TASK OBJECTIVE |
Below is some data; print it all back exactly.

SOURCE MATERIAL |

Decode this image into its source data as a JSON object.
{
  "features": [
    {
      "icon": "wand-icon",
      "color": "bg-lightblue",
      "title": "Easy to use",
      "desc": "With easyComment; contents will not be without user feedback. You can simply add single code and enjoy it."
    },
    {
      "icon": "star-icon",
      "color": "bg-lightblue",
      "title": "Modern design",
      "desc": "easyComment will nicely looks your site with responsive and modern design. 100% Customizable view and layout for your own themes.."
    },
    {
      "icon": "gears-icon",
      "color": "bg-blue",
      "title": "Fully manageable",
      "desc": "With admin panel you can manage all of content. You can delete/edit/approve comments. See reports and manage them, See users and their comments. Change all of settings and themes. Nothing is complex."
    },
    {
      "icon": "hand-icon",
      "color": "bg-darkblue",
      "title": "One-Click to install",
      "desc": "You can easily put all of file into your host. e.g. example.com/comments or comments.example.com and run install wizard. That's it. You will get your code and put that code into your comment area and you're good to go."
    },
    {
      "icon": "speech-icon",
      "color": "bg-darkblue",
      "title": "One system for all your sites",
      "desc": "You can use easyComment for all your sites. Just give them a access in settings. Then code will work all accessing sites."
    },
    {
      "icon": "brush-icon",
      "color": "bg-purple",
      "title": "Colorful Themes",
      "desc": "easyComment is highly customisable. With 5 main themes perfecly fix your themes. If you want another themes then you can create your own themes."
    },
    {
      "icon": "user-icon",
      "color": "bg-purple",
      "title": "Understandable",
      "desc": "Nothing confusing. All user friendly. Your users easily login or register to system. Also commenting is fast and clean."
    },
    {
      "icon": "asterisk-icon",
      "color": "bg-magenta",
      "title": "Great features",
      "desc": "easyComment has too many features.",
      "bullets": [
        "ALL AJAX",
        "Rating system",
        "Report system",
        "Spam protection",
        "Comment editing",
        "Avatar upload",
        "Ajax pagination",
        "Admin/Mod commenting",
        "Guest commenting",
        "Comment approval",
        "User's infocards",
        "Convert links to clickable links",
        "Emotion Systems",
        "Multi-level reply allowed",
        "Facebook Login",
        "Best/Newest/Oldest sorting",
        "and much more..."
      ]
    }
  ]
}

RESPONSE TO THE TASK |
Decode this image into its source data as a JSON object.
{
  "features": [
    {
      "icon": "wand-icon",
      "color": "bg-lightblue",
      "title": "Easy to use",
      "desc": "With easyComment; contents will not be without user feedback. You can simply add single code and enjoy it."
    },
    {
      "icon": "star-icon",
      "color": "bg-lightblue",
      "title": "Modern design",
      "desc": "easyComment will nicely looks your site with responsive and modern design. 100% Customizable view and layout for your own themes.."
    },
    {
      "icon": "gears-icon",
      "color": "bg-blue",
      "title": "Fully manageable",
      "desc": "With admin panel you can manage all of content. You can delete/edit/approve comments. See reports and manage them, See users and their comments. Change all of settings and themes. Nothing is complex."
    },
    {
      "icon": "hand-icon",
      "color": "bg-darkblue",
      "title": "One-Click to install",
      "desc": "You can easily put all of file into your host. e.g. example.com/comments or comments.example.com and run install wizard. That's it. You will get your code and put that code into your comment area and you're good to go."
    },
    {
      "icon": "speech-icon",
      "color": "bg-darkblue",
      "title": "One system for all your sites",
      "desc": "You can use easyComment for all your sites. Just give them a access in settings. Then code will work all accessing sites."
    },
    {
      "icon": "brush-icon",
      "color": "bg-purple",
      "title": "Colorful Themes",
      "desc": "easyComment is highly customisable. With 5 main themes perfecly fix your themes. If you want another themes then you can create your own themes."
    },
    {
      "icon": "user-icon",
      "color": "bg-purple",
      "title": "Understandable",
      "desc": "Nothing confusing. All user friendly. Your users easily login or register to system. Also commenting is fast and clean."
    },
    {
      "icon": "asterisk-icon",
      "color": "bg-magenta",
      "title": "Great features",
      "desc": "easyComment has too many features.",
      "bullets": [
        "ALL AJAX",
        "Rating system",
        "Report system",
        "Spam protection",
        "Comment editing",
        "Avatar upload",
        "Ajax pagination",
        "Admin/Mod commenting",
        "Guest commenting",
        "Comment approval",
        "User's infocards",
        "Convert links to clickable links",
        "Emotion Systems",
        "Multi-level reply allowed",
        "Facebook Login",
        "Best/Newest/Oldest sorting",
        "and much more..."
      ]
    }
  ]
}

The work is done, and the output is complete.